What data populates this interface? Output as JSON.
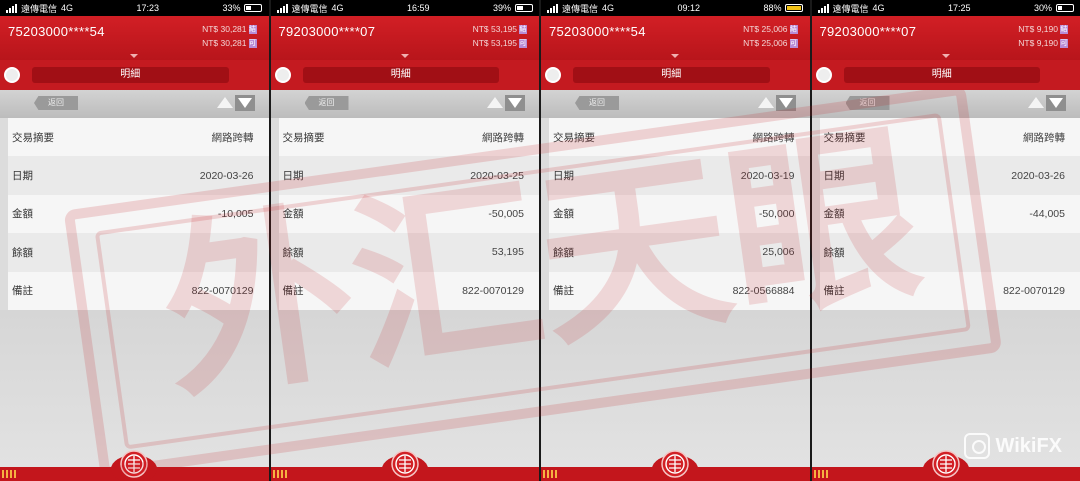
{
  "screens": [
    {
      "status": {
        "carrier": "遠傳電信",
        "network": "4G",
        "time": "17:23",
        "battery": "33%"
      },
      "account": "75203000****54",
      "balance1": "NT$ 30,281",
      "balance1_tag": "結",
      "balance2": "NT$ 30,281",
      "balance2_tag": "可",
      "tab_label": "明細",
      "back_label": "返回",
      "rows": [
        {
          "label": "交易摘要",
          "value": "網路跨轉"
        },
        {
          "label": "日期",
          "value": "2020-03-26"
        },
        {
          "label": "金額",
          "value": "-10,005"
        },
        {
          "label": "餘額",
          "value": ""
        },
        {
          "label": "備註",
          "value": "822-0070129"
        }
      ]
    },
    {
      "status": {
        "carrier": "遠傳電信",
        "network": "4G",
        "time": "16:59",
        "battery": "39%"
      },
      "account": "79203000****07",
      "balance1": "NT$ 53,195",
      "balance1_tag": "結",
      "balance2": "NT$ 53,195",
      "balance2_tag": "可",
      "tab_label": "明細",
      "back_label": "返回",
      "rows": [
        {
          "label": "交易摘要",
          "value": "網路跨轉"
        },
        {
          "label": "日期",
          "value": "2020-03-25"
        },
        {
          "label": "金額",
          "value": "-50,005"
        },
        {
          "label": "餘額",
          "value": "53,195"
        },
        {
          "label": "備註",
          "value": "822-0070129"
        }
      ]
    },
    {
      "status": {
        "carrier": "遠傳電信",
        "network": "4G",
        "time": "09:12",
        "battery": "88%"
      },
      "account": "75203000****54",
      "balance1": "NT$ 25,006",
      "balance1_tag": "結",
      "balance2": "NT$ 25,006",
      "balance2_tag": "可",
      "tab_label": "明細",
      "back_label": "返回",
      "rows": [
        {
          "label": "交易摘要",
          "value": "網路跨轉"
        },
        {
          "label": "日期",
          "value": "2020-03-19"
        },
        {
          "label": "金額",
          "value": "-50,000"
        },
        {
          "label": "餘額",
          "value": "25,006"
        },
        {
          "label": "備註",
          "value": "822-0566884"
        }
      ]
    },
    {
      "status": {
        "carrier": "遠傳電信",
        "network": "4G",
        "time": "17:25",
        "battery": "30%"
      },
      "account": "79203000****07",
      "balance1": "NT$ 9,190",
      "balance1_tag": "結",
      "balance2": "NT$ 9,190",
      "balance2_tag": "可",
      "tab_label": "明細",
      "back_label": "返回",
      "rows": [
        {
          "label": "交易摘要",
          "value": "網路跨轉"
        },
        {
          "label": "日期",
          "value": "2020-03-26"
        },
        {
          "label": "金額",
          "value": "-44,005"
        },
        {
          "label": "餘額",
          "value": ""
        },
        {
          "label": "備註",
          "value": "822-0070129"
        }
      ]
    }
  ],
  "watermark": {
    "stamp_text": "外汇天眼",
    "brand": "WikiFX"
  },
  "colors": {
    "bank_red": "#c41a20",
    "header_red": "#d21f25",
    "background_gray": "#d9d9d9"
  },
  "icons": {
    "knob": "circle-knob-icon",
    "prev": "arrow-up-icon",
    "next": "arrow-down-icon",
    "back": "back-arrow-icon",
    "logo": "bank-logo-icon"
  }
}
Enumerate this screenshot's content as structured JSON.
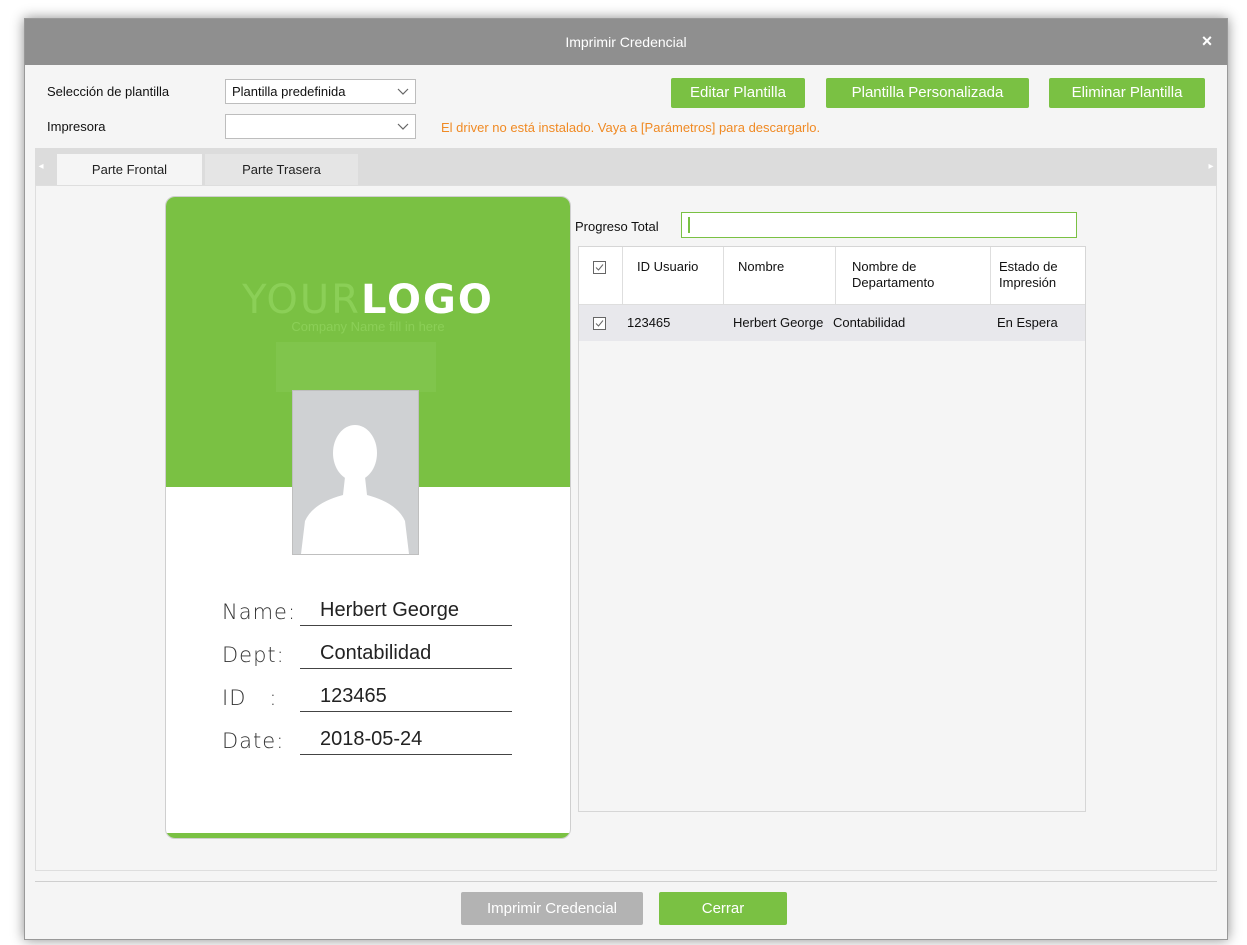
{
  "dialog": {
    "title": "Imprimir Credencial",
    "close_glyph": "×"
  },
  "form": {
    "template_label": "Selección de plantilla",
    "template_value": "Plantilla predefinida",
    "printer_label": "Impresora",
    "printer_value": "",
    "warning": "El driver no está instalado. Vaya a [Parámetros] para descargarlo."
  },
  "toolbar": {
    "edit_label": "Editar Plantilla",
    "custom_label": "Plantilla Personalizada",
    "delete_label": "Eliminar Plantilla"
  },
  "tabs": [
    {
      "label": "Parte Frontal",
      "active": true
    },
    {
      "label": "Parte Trasera",
      "active": false
    }
  ],
  "card": {
    "logo_part1": "YOUR",
    "logo_part2": "LOGO",
    "company": "Company Name fill in here",
    "fields": [
      {
        "key": "Name:",
        "value": "Herbert George"
      },
      {
        "key": "Dept:",
        "value": "Contabilidad"
      },
      {
        "key": "ID   :",
        "value": "123465"
      },
      {
        "key": "Date:",
        "value": "2018-05-24"
      }
    ]
  },
  "progress": {
    "label": "Progreso Total"
  },
  "table": {
    "headers": [
      "ID Usuario",
      "Nombre",
      "Nombre de Departamento",
      "Estado de Impresión"
    ],
    "rows": [
      {
        "id": "123465",
        "name": "Herbert George",
        "dept": "Contabilidad",
        "status": "En Espera",
        "checked": true
      }
    ]
  },
  "footer": {
    "print_label": "Imprimir Credencial",
    "close_label": "Cerrar"
  },
  "colors": {
    "accent": "#7ac143",
    "warning": "#f08a24",
    "titlebar": "#8f8f8f"
  }
}
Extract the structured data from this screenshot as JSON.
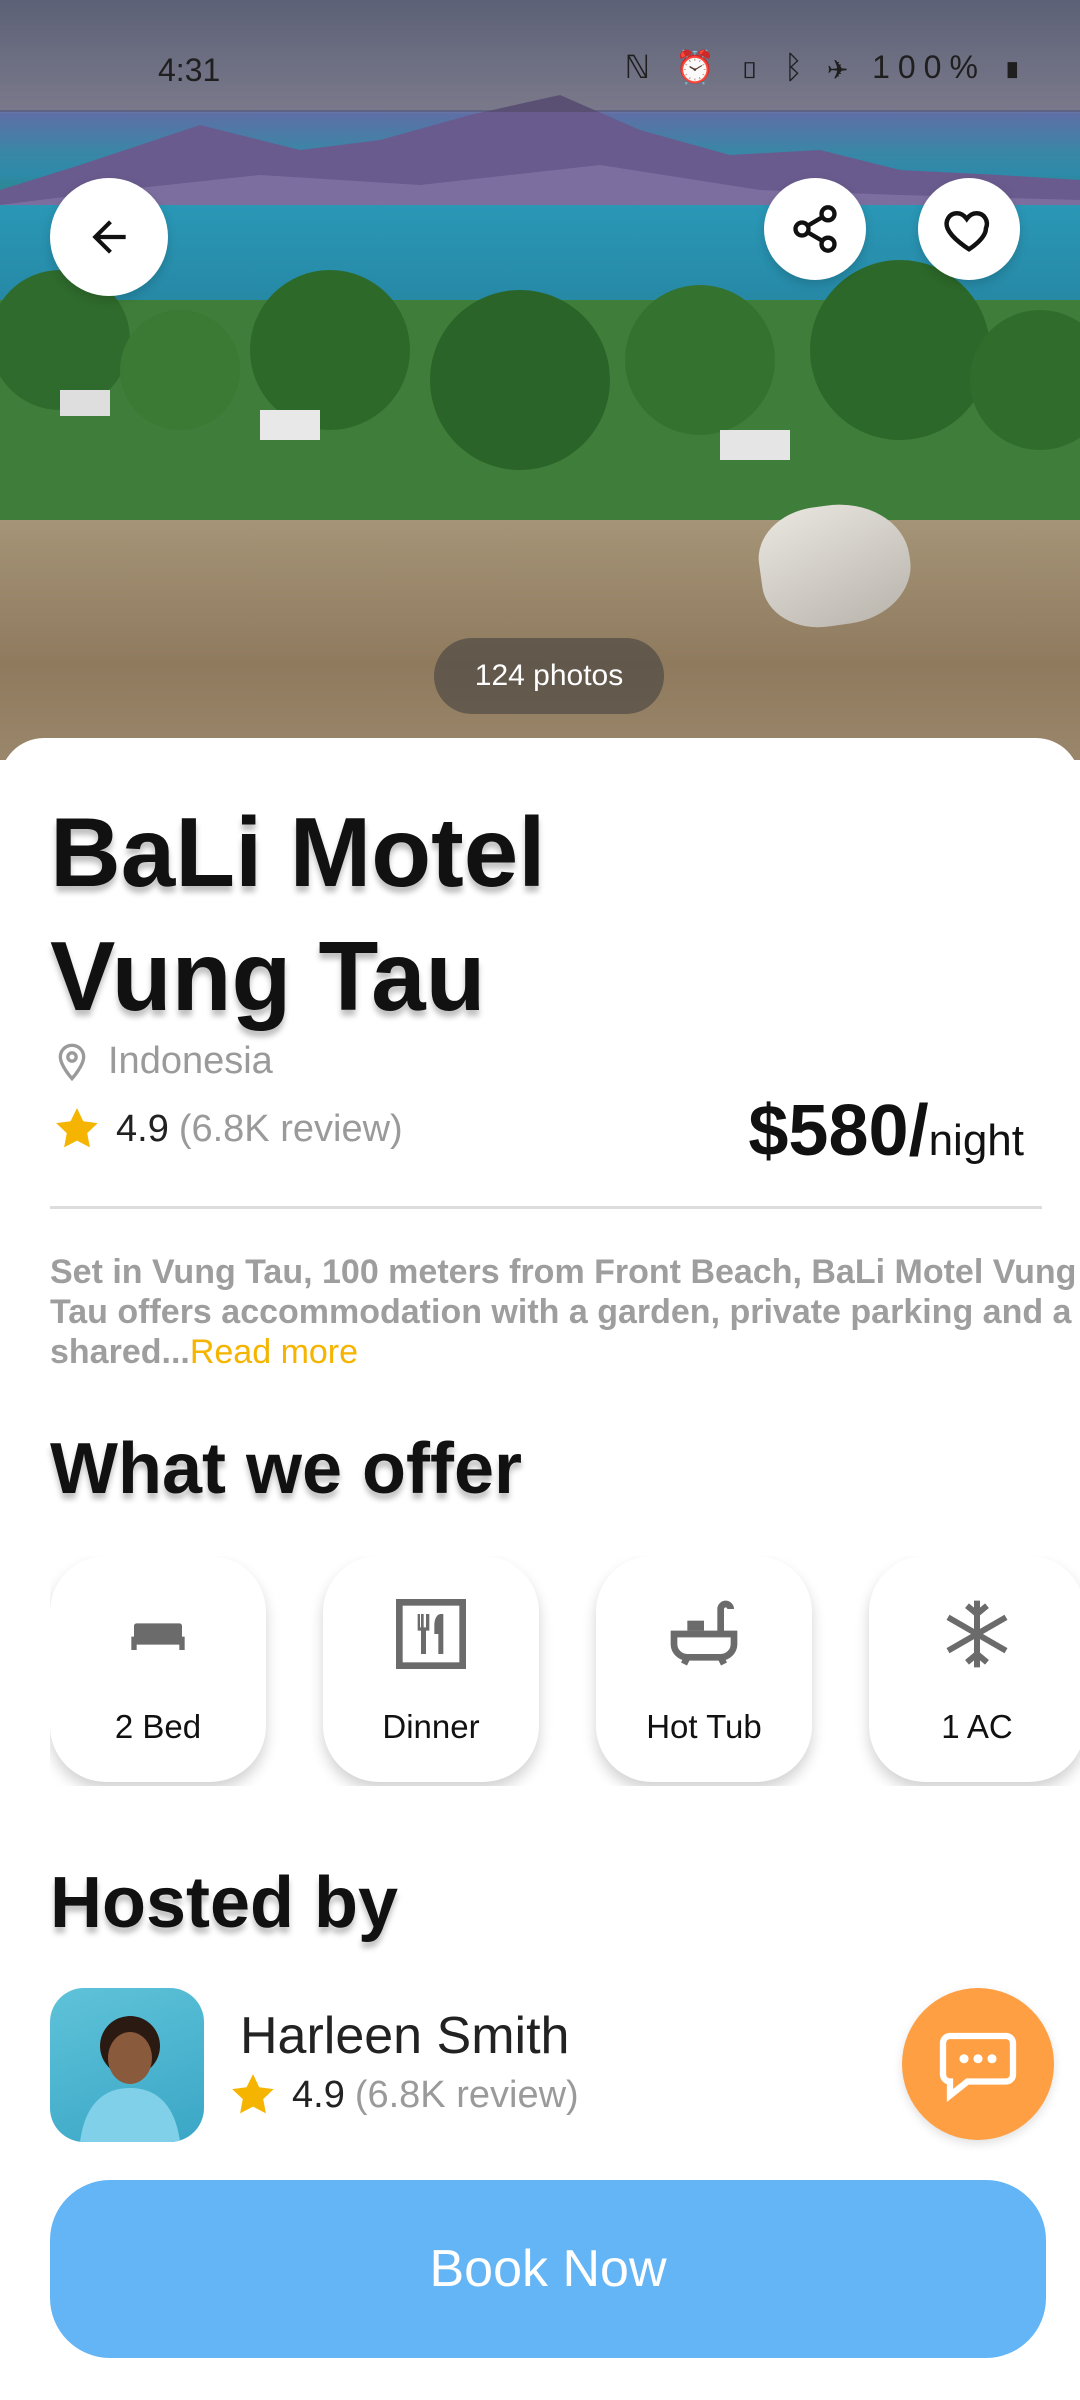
{
  "status_bar": {
    "time": "4:31",
    "battery": "100%",
    "icons": [
      "nfc-icon",
      "alarm-icon",
      "vibrate-icon",
      "bluetooth-icon",
      "airplane-icon",
      "battery-icon"
    ]
  },
  "hero": {
    "photos_label": "124 photos",
    "back_icon": "arrow-left-icon",
    "share_icon": "share-icon",
    "favorite_icon": "heart-outline-icon"
  },
  "listing": {
    "title_line1": "BaLi Motel",
    "title_line2": "Vung Tau",
    "location": "Indonesia",
    "rating": "4.9",
    "reviews": "(6.8K review)",
    "price": "$580/",
    "price_unit": "night",
    "description": "Set in Vung Tau, 100 meters from Front Beach, BaLi Motel Vung Tau offers accommodation with a garden, private parking and a shared...",
    "read_more": "Read more"
  },
  "offers": {
    "title": "What we offer",
    "items": [
      {
        "label": "2 Bed",
        "icon": "bed-icon"
      },
      {
        "label": "Dinner",
        "icon": "restaurant-icon"
      },
      {
        "label": "Hot Tub",
        "icon": "bathtub-icon"
      },
      {
        "label": "1 AC",
        "icon": "snowflake-icon"
      }
    ]
  },
  "host": {
    "title": "Hosted by",
    "name": "Harleen Smith",
    "rating": "4.9",
    "reviews": "(6.8K review)"
  },
  "cta": {
    "book_label": "Book Now"
  },
  "colors": {
    "accent_yellow": "#f5b400",
    "chat_orange": "#ff9f43",
    "book_blue": "#64b5f6"
  }
}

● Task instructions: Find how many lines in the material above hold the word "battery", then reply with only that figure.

● Finished exercise: 6